The year 2010 was a watershed moment in cyber security. In January, Google publicly disclosed details about an advanced cyber-espionage campaign dubbed Operation Aurora (which Google said originated within China). The attack targeted dozens of companies, including Google, Adobe, Juniper Networks and Dow Chemical.

The disclosure by a public and well-known company, coupled with attribution to a nation-state, immediately sent shock waves into the community at large – the message was clear: Cyber espionage is real and no one is too big or too small to be a victim.

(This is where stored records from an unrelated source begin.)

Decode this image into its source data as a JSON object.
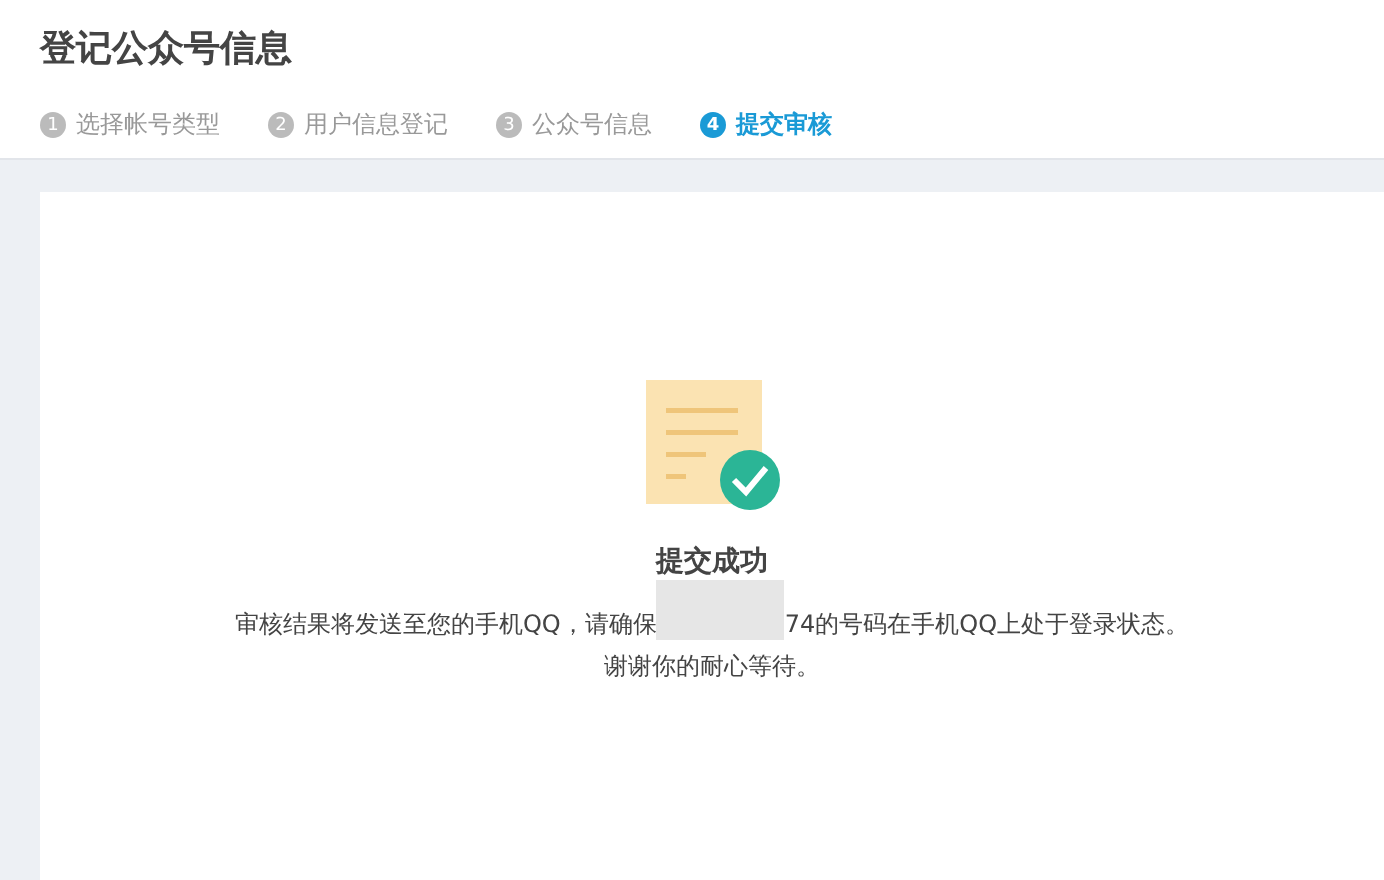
{
  "page_title": "登记公众号信息",
  "steps": [
    {
      "number": "1",
      "label": "选择帐号类型",
      "selected": false
    },
    {
      "number": "2",
      "label": "用户信息登记",
      "selected": false
    },
    {
      "number": "3",
      "label": "公众号信息",
      "selected": false
    },
    {
      "number": "4",
      "label": "提交审核",
      "selected": true
    }
  ],
  "result": {
    "title": "提交成功",
    "message_before": "审核结果将发送至您的手机QQ，请确保",
    "message_after": "74的号码在手机QQ上处于登录状态。",
    "message_line2": "谢谢你的耐心等待。"
  }
}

Less than six months later, in June 2010, Stuxnet was discovered. It was specifically designed to target an air-gapped network (a set of computers disconnected from the Internet) and utilized the largest set of unknown vulnerabilities (zero-days) in a single attack. Stuxnet was quickly and aptly dubbed a cyber superweapon.

These two attacks ushered in the Age of the Advanced Persistent Threat (APT) – cyber attacks launched by well-organized and well-funded nation-states specifically selecting their targets and utilizing sophisticated techniques to achieve long-term goals.

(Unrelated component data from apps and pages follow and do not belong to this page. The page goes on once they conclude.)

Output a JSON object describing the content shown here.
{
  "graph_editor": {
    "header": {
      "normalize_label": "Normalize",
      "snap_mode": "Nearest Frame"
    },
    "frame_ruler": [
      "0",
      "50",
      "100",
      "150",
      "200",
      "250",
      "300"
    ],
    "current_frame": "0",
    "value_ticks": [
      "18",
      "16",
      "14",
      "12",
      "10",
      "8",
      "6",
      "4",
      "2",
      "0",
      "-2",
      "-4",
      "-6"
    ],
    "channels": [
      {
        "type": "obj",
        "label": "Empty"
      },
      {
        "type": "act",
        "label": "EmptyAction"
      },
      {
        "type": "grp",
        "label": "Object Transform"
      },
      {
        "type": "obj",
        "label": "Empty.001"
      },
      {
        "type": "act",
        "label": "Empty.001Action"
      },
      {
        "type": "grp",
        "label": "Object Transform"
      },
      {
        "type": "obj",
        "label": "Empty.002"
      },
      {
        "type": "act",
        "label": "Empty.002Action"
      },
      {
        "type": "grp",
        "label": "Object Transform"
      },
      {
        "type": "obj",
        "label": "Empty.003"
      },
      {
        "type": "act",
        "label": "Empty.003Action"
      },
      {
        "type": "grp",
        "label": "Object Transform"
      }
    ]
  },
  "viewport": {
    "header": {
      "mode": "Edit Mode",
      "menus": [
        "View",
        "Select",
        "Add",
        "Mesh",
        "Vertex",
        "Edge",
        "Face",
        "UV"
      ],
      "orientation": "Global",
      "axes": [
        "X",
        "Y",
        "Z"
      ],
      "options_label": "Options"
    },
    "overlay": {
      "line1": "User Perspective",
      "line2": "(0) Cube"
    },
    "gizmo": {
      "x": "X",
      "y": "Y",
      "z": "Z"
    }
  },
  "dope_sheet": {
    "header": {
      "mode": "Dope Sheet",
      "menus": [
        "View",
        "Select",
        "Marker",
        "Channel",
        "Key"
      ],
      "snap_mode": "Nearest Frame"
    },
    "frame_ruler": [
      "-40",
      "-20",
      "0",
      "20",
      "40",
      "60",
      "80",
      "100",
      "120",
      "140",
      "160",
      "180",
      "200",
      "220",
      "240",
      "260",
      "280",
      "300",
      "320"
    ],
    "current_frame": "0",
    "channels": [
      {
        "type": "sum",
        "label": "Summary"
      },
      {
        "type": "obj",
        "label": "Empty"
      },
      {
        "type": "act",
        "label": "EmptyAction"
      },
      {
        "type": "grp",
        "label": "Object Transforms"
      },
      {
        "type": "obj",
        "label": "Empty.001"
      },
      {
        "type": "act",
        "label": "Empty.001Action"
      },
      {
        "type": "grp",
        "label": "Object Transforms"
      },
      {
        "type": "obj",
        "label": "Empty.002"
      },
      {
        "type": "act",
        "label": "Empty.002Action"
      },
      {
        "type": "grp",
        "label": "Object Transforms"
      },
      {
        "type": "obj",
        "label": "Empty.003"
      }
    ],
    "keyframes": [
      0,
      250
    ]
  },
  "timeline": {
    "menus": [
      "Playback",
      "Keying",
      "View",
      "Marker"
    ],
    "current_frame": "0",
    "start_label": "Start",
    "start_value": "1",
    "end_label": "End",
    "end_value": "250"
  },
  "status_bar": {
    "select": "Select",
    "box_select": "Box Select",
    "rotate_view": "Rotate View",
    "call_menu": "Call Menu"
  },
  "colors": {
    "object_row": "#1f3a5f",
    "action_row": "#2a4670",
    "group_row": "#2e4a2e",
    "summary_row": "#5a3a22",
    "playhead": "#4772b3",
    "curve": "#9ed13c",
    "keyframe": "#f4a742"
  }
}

Cyber espionage had gone mainstream. Whether it is intellectual property and proprietary information used for social and economic gain, or intelligence used for political or military advantage, every computer system is a potential target and traditional computer security is ineffective at stopping the myriad threats.

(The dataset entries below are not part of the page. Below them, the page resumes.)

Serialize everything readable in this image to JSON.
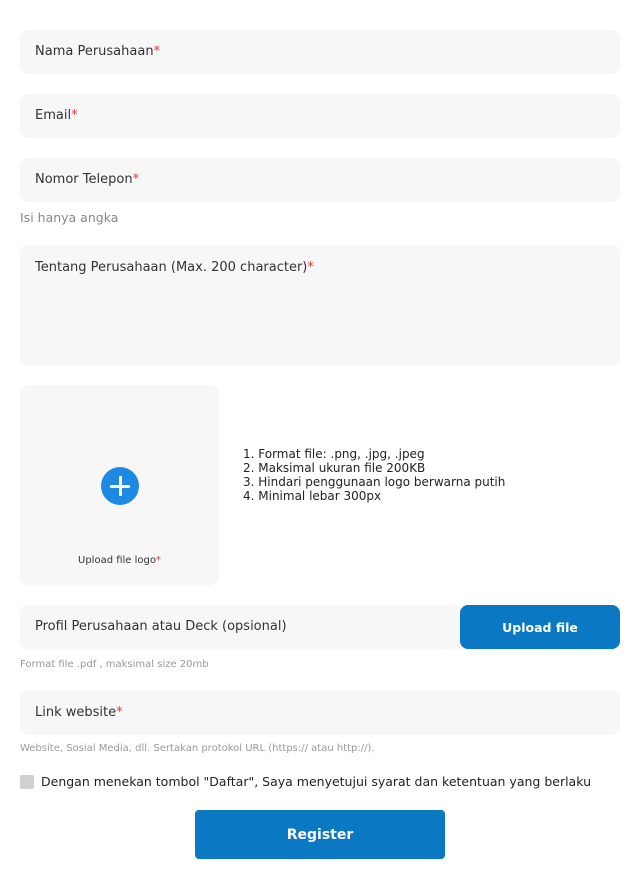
{
  "form": {
    "company_name_label": "Nama Perusahaan",
    "email_label": "Email",
    "phone_label": "Nomor Telepon",
    "phone_hint": "Isi hanya angka",
    "about_label": "Tentang Perusahaan (Max. 200 character)",
    "required_mark": "*"
  },
  "logo_upload": {
    "icon": "plus-icon",
    "label": "Upload file logo",
    "rules": [
      "1. Format file: .png, .jpg, .jpeg",
      "2. Maksimal ukuran file 200KB",
      "3. Hindari penggunaan logo berwarna putih",
      "4. Minimal lebar 300px"
    ]
  },
  "profile_upload": {
    "label": "Profil Perusahaan atau Deck (opsional)",
    "button": "Upload file",
    "hint": "Format file .pdf , maksimal size 20mb"
  },
  "website": {
    "label": "Link website",
    "hint": "Website, Sosial Media, dll. Sertakan protokol URL (https:// atau http://)."
  },
  "agreement": {
    "text": "Dengan menekan tombol \"Daftar\", Saya menyetujui syarat dan ketentuan yang berlaku",
    "checked": false
  },
  "register_button": "Register",
  "colors": {
    "field_bg": "#f7f7f7",
    "primary": "#0a78c2",
    "plus_icon": "#1e88e5",
    "required": "#e53935"
  }
}
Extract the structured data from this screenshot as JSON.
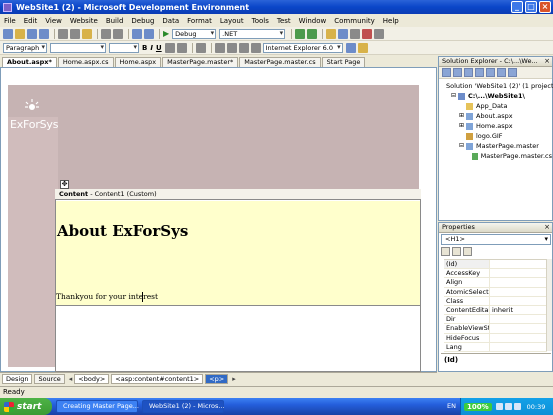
{
  "window": {
    "title": "WebSite1 (2) - Microsoft Development Environment"
  },
  "menu": [
    "File",
    "Edit",
    "View",
    "Website",
    "Build",
    "Debug",
    "Data",
    "Format",
    "Layout",
    "Tools",
    "Test",
    "Window",
    "Community",
    "Help"
  ],
  "toolbar1": {
    "config": "Debug",
    "platform": ".NET"
  },
  "toolbar2": {
    "block_format": "Paragraph",
    "browser_target": "Internet Explorer 6.0"
  },
  "doc_tabs": [
    {
      "label": "About.aspx*",
      "active": true
    },
    {
      "label": "Home.aspx.cs",
      "active": false
    },
    {
      "label": "Home.aspx",
      "active": false
    },
    {
      "label": "MasterPage.master*",
      "active": false
    },
    {
      "label": "MasterPage.master.cs",
      "active": false
    },
    {
      "label": "Start Page",
      "active": false
    }
  ],
  "designer": {
    "logo_text": "ExForSys",
    "content_label_bold": "Content",
    "content_label_rest": " - Content1 (Custom)",
    "heading": "About ExForSys",
    "body_text": "Thankyou for your interest"
  },
  "viewbar": {
    "design_label": "Design",
    "source_label": "Source",
    "tags": [
      "<body>",
      "<asp:content#content1>",
      "<p>"
    ]
  },
  "solution_explorer": {
    "title": "Solution Explorer - C:\\...\\We...",
    "items": [
      {
        "label": "Solution 'WebSite1 (2)' (1 project)",
        "indent": 0,
        "toggle": "",
        "icon_color": "#8a73c9"
      },
      {
        "label": "C:\\...\\WebSite1\\",
        "indent": 1,
        "toggle": "⊟",
        "icon_color": "#6d8cc9",
        "bold": true
      },
      {
        "label": "App_Data",
        "indent": 2,
        "toggle": "",
        "icon_color": "#e6c35a"
      },
      {
        "label": "About.aspx",
        "indent": 2,
        "toggle": "⊞",
        "icon_color": "#7fa4d8"
      },
      {
        "label": "Home.aspx",
        "indent": 2,
        "toggle": "⊞",
        "icon_color": "#7fa4d8"
      },
      {
        "label": "logo.GIF",
        "indent": 2,
        "toggle": "",
        "icon_color": "#d0a040"
      },
      {
        "label": "MasterPage.master",
        "indent": 2,
        "toggle": "⊟",
        "icon_color": "#7fa4d8"
      },
      {
        "label": "MasterPage.master.cs",
        "indent": 3,
        "toggle": "",
        "icon_color": "#5aaa5a"
      }
    ]
  },
  "properties": {
    "title": "Properties",
    "selected": "<H1>",
    "rows": [
      {
        "name": "(Id)",
        "value": ""
      },
      {
        "name": "AccessKey",
        "value": ""
      },
      {
        "name": "Align",
        "value": ""
      },
      {
        "name": "AtomicSelection",
        "value": ""
      },
      {
        "name": "Class",
        "value": ""
      },
      {
        "name": "ContentEditable",
        "value": "inherit"
      },
      {
        "name": "Dir",
        "value": ""
      },
      {
        "name": "EnableViewState",
        "value": ""
      },
      {
        "name": "HideFocus",
        "value": ""
      },
      {
        "name": "Lang",
        "value": ""
      }
    ],
    "description": "(Id)"
  },
  "status": "Ready",
  "taskbar": {
    "start": "start",
    "tasks": [
      {
        "label": "Creating Master Page...",
        "active": false
      },
      {
        "label": "WebSite1 (2) - Micros...",
        "active": true
      }
    ],
    "lang": "EN",
    "battery": "100%",
    "clock": "00:39"
  }
}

During the past two years, we have seen dozens of high-profile cyber-espionage attacks successfully targeting thousands of companies, nearly every vertical, both private and public, and across every major country. Stuxnet begot Duqu, then Flame was discovered which begot Gauss.

In the world of cyber espionage, copying other people’s work requires only a browser and a search engine, so we’ve seen copycat attacks like the recent Shamoon. While run-of-the-mill malware – password stealing software, botnets, viruses – still accounts for the largest percentage of overall attacks, targeted and more advanced malware now represents the more costly problem in terms of information loss, reputation damage, and remediation.

The biggest lesson learned is also the biggest lesson ignored – companies need a new strategy for defending their information and their electronic borders. Many companies have started to invest in their own security operations centers (SOC) for tracking and responding to unknown threats. They recognize that, given the rise and success of targeted attacks, the enemy is likely already within their borders.

Knowing if you are under attack is as important as defending against future attacks. Unfortunately, too many companies have been either slow to respond or don’t yet believe they could be a victim. While Stuxnet, Duqu, Flame and Gauss targeted a specific region of the world (the Middle East), other attacks such as Aurora, Night Dragon, Shady RAT and Nitro were far less discriminating.

We’ve seen attacks target high-profile security companies, such as RSA, as well as small mom-and-pop businesses with special manufacturing processes or secret formulae that are coveted by rivals. In today’s interconnected world, it’s not just what you know, it’s who you know; we’ve seen companies targeted solely to get to their customers or contacts. The reality is that every company is now sitting on the cyber battlefield, whether they are a willing or reluctant participant.